Back in the fall of 2010, the NY State Dept. of Transportation presented the official design proposals for replacing the Tappan Zee Bridge.
The proposal made these points: New public transit is essential for the future. Congestion in the corridor is already significant and will continue to worsen. Only new public transit systems will help improve mobility by affording alternative transportation choices in the future. A replacement bridge for just cars and trucks will not solve the problem and only a bridge that includes public transit can solve the real problem which is moving people from one side of the Hudson to the other. The plan just presented by the New York State Dept. of Transportation—the same people who wrote the 2010 proposal—does not include public transport.
Responding to the current proposal, Rockland County Executive, Scott Vanderhoef, said at the bridge public hearing on Feb 28, “I support mass transit and look forward to future bus transport, and hopefully commuter rail … across the bridge”.
Paul Gallay, the Hudson Riverkeeper, pointed out the state’s plan “shortchanges the public. “People deserve to know whether an on-the-cheap bridge is really preferable to a new bridge with real mass transit or even rehabilitation of the existing bridge, which state officials had, in the past, said could last up to 150 years, cost a billion dollars less and still put a lot of people to work. The bottom line is that Governor Cuomo didn’t do the comparisons, and may have come up with the wrong answer for the region, at a cost of $5.2 billion; that’s not a mistake we can afford to make.”
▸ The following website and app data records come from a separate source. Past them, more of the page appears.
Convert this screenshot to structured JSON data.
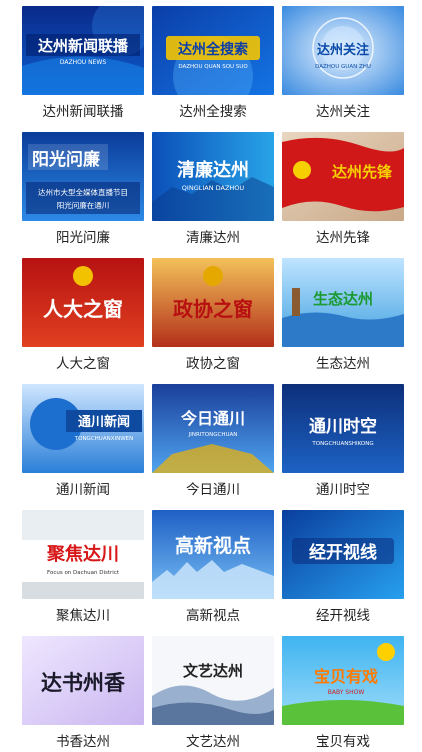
{
  "programs": [
    {
      "label": "达州新闻联播",
      "logo_text": "达州新闻联播",
      "logo_sub": "DAZHOU NEWS"
    },
    {
      "label": "达州全搜索",
      "logo_text": "达州全搜索",
      "logo_sub": "DAZHOU QUAN SOU SUO"
    },
    {
      "label": "达州关注",
      "logo_text": "达州关注",
      "logo_sub": "DAZHOU GUAN ZHU"
    },
    {
      "label": "阳光问廉",
      "logo_text": "阳光问廉",
      "logo_sub": "达州市大型全媒体直播节目",
      "logo_sub2": "阳光问廉在通川"
    },
    {
      "label": "清廉达州",
      "logo_text": "清廉达州",
      "logo_sub": "QINGLIAN DAZHOU"
    },
    {
      "label": "达州先锋",
      "logo_text": "达州先锋"
    },
    {
      "label": "人大之窗",
      "logo_text": "人大之窗"
    },
    {
      "label": "政协之窗",
      "logo_text": "政协之窗"
    },
    {
      "label": "生态达州",
      "logo_text": "生态达州"
    },
    {
      "label": "通川新闻",
      "logo_text": "通川新闻",
      "logo_sub": "TONGCHUANXINWEN"
    },
    {
      "label": "今日通川",
      "logo_text": "今日通川",
      "logo_sub": "JINRITONGCHUAN"
    },
    {
      "label": "通川时空",
      "logo_text": "通川时空",
      "logo_sub": "TONGCHUANSHIKONG"
    },
    {
      "label": "聚焦达川",
      "logo_text": "聚焦达川",
      "logo_sub": "Focus on Dachuan District"
    },
    {
      "label": "高新视点",
      "logo_text": "高新视点"
    },
    {
      "label": "经开视线",
      "logo_text": "经开视线"
    },
    {
      "label": "书香达州",
      "logo_text": "达书州香"
    },
    {
      "label": "文艺达州",
      "logo_text": "文艺达州"
    },
    {
      "label": "宝贝有戏",
      "logo_text": "宝贝有戏",
      "logo_sub": "BABY SHOW"
    }
  ]
}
Other people, including elected officials, pointed out that the proposed bridge without mass transit would be “obsolete from day one.” Perhaps the tunnel plan should be looked into again.
The proposed bridge will tear down many of our neighbors’ homes, place nearby condos in the shadow of a giant bridge and still not solve our traffic problem.